Another chief whip from an engineering-allied government council asked me, “.…so where are the engineers? Everybody is talking about infrastructure, capital investment for infrastructure projects and budgets for Strategic Infrastructure Projects – everybody, but the engineers. Where is the voice of the engineer?”
I nearly tumbled off my chair from incredulity. Or guilt.
I have had similar pleas from other government departments in the past two weeks for SAICE to assist with re-professionalising their technical service delivery departments. This is excellent news, but it seems that the profile of the engineer needs attention, not only in the eyes of the public, but with government as well. Although SAICE has historically been doing this, we should improve and sustain our efforts in this regard, as well as give attention to the credibility and trust issues between government and engineers.
I listened intently to President Jacob Zuma and Minister Pravin Gordhan deliver their aspirations for the year; again infrastructure and service delivery featured prominently. At last year’s announcements, we cheered when infrastructure was given high priority, and bold statements and budget allocations were made. It follows then that the reasonable expectation for this year would have been to appreciate how we are doing now since those announcements last year. What have the allocations been achieving? How much was spent, and what impact did it have? And how are the projects doing?
I commend the planning commission and the National Development Plan (NDP), and that the ANC at Mangaung accepted the NDP as the blueprint for economic development for South Africa, and that it has become the short-, medium- and long-term vision and mission document for SA.

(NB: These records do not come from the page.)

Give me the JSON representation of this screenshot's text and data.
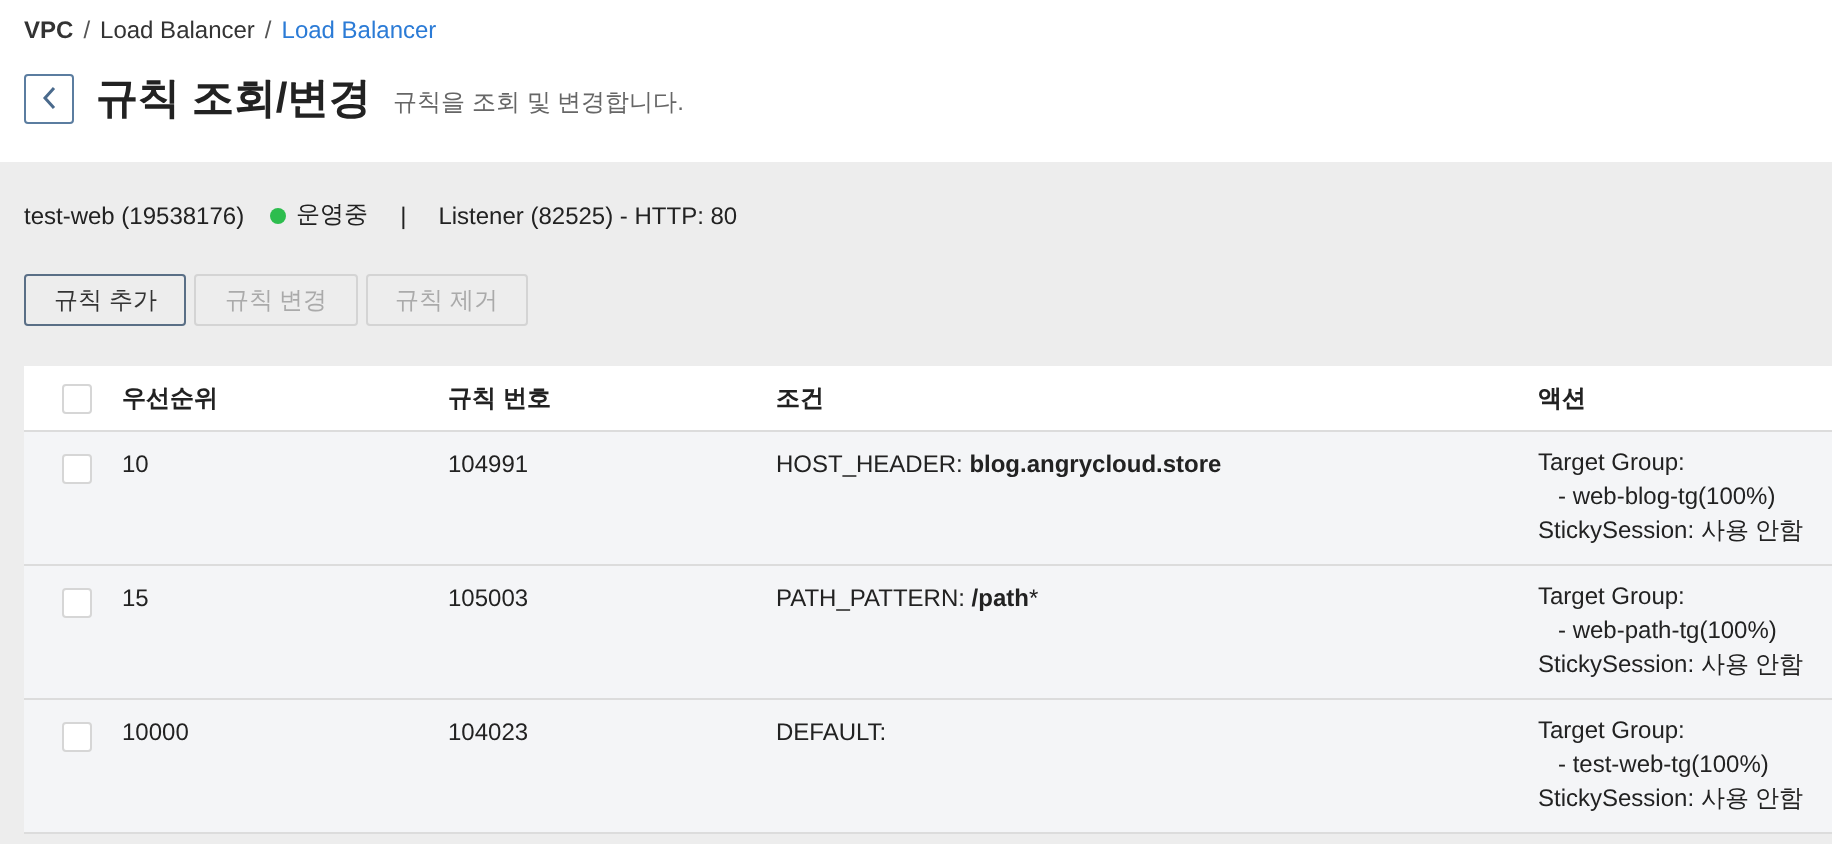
{
  "breadcrumb": {
    "separator": "/",
    "items": [
      {
        "label": "VPC",
        "kind": "root"
      },
      {
        "label": "Load Balancer",
        "kind": "link"
      },
      {
        "label": "Load Balancer",
        "kind": "current"
      }
    ]
  },
  "header": {
    "title": "규칙 조회/변경",
    "subtitle": "규칙을 조회 및 변경합니다."
  },
  "summary": {
    "name": "test-web (19538176)",
    "status": {
      "label": "운영중",
      "color": "#2dbd4e"
    },
    "divider": "|",
    "listener": "Listener (82525) - HTTP: 80"
  },
  "buttons": [
    {
      "label": "규칙 추가",
      "disabled": false
    },
    {
      "label": "규칙 변경",
      "disabled": true
    },
    {
      "label": "규칙 제거",
      "disabled": true
    }
  ],
  "table": {
    "select_all": {
      "checked": false
    },
    "columns": [
      "우선순위",
      "규칙 번호",
      "조건",
      "액션"
    ],
    "rows": [
      {
        "checked": false,
        "priority": "10",
        "rule_no": "104991",
        "condition": "HOST_HEADER: **blog.angrycloud.store**",
        "action": [
          "Target Group:",
          "- web-blog-tg(100%)",
          "StickySession: 사용 안함"
        ]
      },
      {
        "checked": false,
        "priority": "15",
        "rule_no": "105003",
        "condition": "PATH_PATTERN: **/path***",
        "action": [
          "Target Group:",
          "- web-path-tg(100%)",
          "StickySession: 사용 안함"
        ]
      },
      {
        "checked": false,
        "priority": "10000",
        "rule_no": "104023",
        "condition": "DEFAULT:",
        "action": [
          "Target Group:",
          "- test-web-tg(100%)",
          "StickySession: 사용 안함"
        ]
      }
    ]
  }
}
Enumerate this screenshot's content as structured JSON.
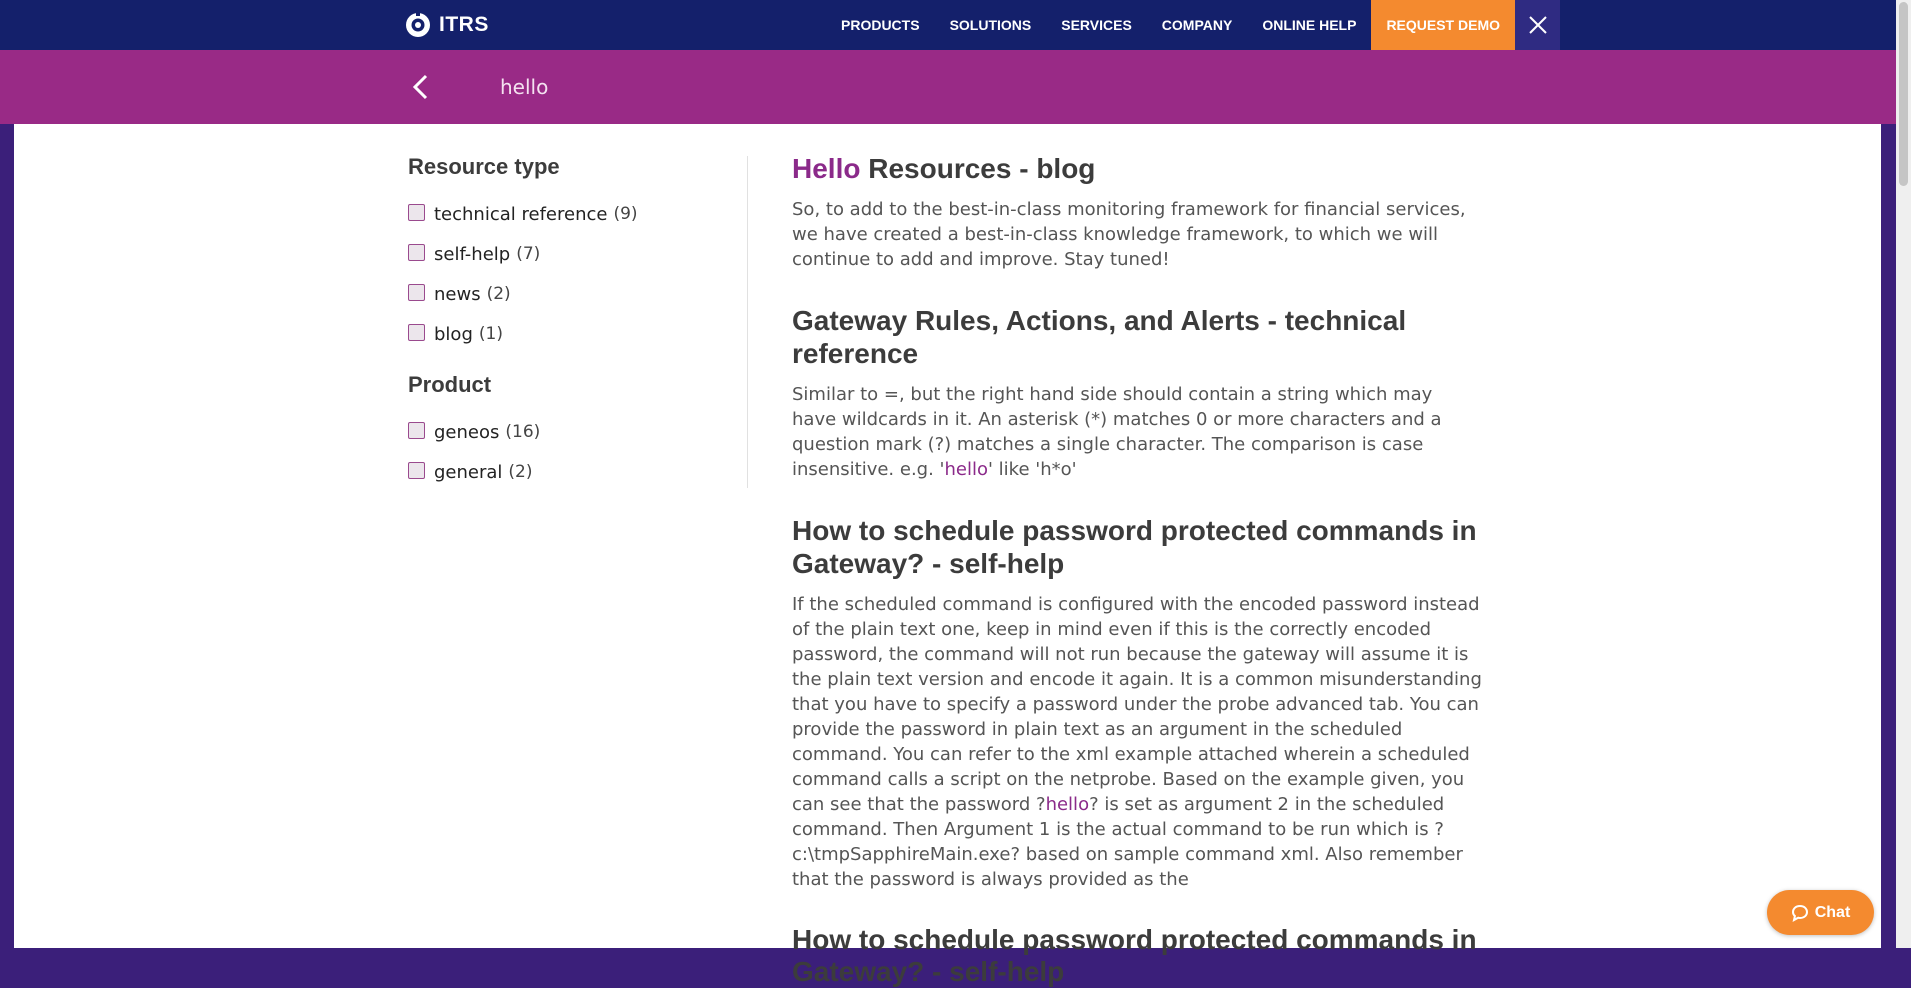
{
  "nav": {
    "logo_text": "ITRS",
    "items": [
      "PRODUCTS",
      "SOLUTIONS",
      "SERVICES",
      "COMPANY",
      "ONLINE HELP"
    ],
    "demo_label": "REQUEST DEMO"
  },
  "search": {
    "query": "hello"
  },
  "filters": {
    "resource_heading": "Resource type",
    "resource_types": [
      {
        "label": "technical reference",
        "count": "(9)"
      },
      {
        "label": "self-help",
        "count": "(7)"
      },
      {
        "label": "news",
        "count": "(2)"
      },
      {
        "label": "blog",
        "count": "(1)"
      }
    ],
    "product_heading": "Product",
    "products": [
      {
        "label": "geneos",
        "count": "(16)"
      },
      {
        "label": "general",
        "count": "(2)"
      }
    ]
  },
  "results": [
    {
      "title_hl": "Hello",
      "title_rest": " Resources - blog",
      "body": "So, to add to the best-in-class monitoring framework for financial services, we have created a best-in-class knowledge framework, to which we will continue to add and improve. Stay tuned!"
    },
    {
      "title": "Gateway Rules, Actions, and Alerts - technical reference",
      "body_pre": "Similar to =, but the right hand side should contain a string which may have wildcards in it. An asterisk (*) matches 0 or more characters and a question mark (?) matches a single character. The comparison is case insensitive. e.g. '",
      "body_hl": "hello",
      "body_post": "' like 'h*o'"
    },
    {
      "title": "How to schedule password protected commands in Gateway? - self-help",
      "body_pre": "If the scheduled command is configured with the encoded password instead of the plain text one, keep in mind even if this is the correctly encoded password, the command will not run because the gateway will assume it is the plain text version and encode it again. It is a common misunderstanding that you have to specify a password under the probe advanced tab. You can provide the password in plain text as an argument in the scheduled command. You can refer to the xml example attached wherein a scheduled command calls a script on the netprobe. Based on the example given, you can see that the password ?",
      "body_hl": "hello",
      "body_post": "? is set as argument 2 in the scheduled command. Then Argument 1 is the actual command to be run which is ?c:\\tmpSapphireMain.exe? based on sample command xml. Also remember that the password is always provided as the"
    }
  ],
  "partial_title": "How to schedule password protected commands in Gateway? - self-help",
  "chat": {
    "label": "Chat"
  },
  "colors": {
    "nav_bg": "#14206b",
    "search_bg": "#992a86",
    "accent_orange": "#f48a2f",
    "highlight": "#8b2a8a",
    "side_bg": "#3b1f7a"
  },
  "icons": {
    "logo": "itrs-logo-icon",
    "close": "close-icon",
    "back": "chevron-left-icon",
    "chat": "chat-bubble-icon"
  }
}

I am concerned, however, that we are not so hot on transparent implementation and keeping the constituency informed. It is time for implementation, and for the visual impression of that implementation to be palpable to our citizenry. We want targets and timelines, tangible deliverables, monitoring, evaluation and announcements, and that from the big chief himself, too.
The sterling work of the NPC is done. We now need an Implementation, Monitoring and Evaluation Commission, and capable resources to assess the quality of the efforts – to ensure follow-through and that value for money is actually derived.
We need to mobilise the professionals – engineers and other professions – to strive alongside government. As all 13 of the NDP’s goals are impacted by civil infrastructure engineering and its related disciplines, who better then to do this than the custodians of infrastructure themselves – the engineers. Government needs to make strides in positioning itself as the employer of choice for engineers, and our engineers need to see career paths in the government sector.
The NDP states clearly that the plan is only as credible as its delivery mechanism is viable. And for now, I am afraid that the delivery mechanism has only started smelling the roses. Government has come to realise that we need appropriately qualified technocrats to ensure the delivery of the NDP, and my cynicism aside, this is certainly a good move. Slow – but good.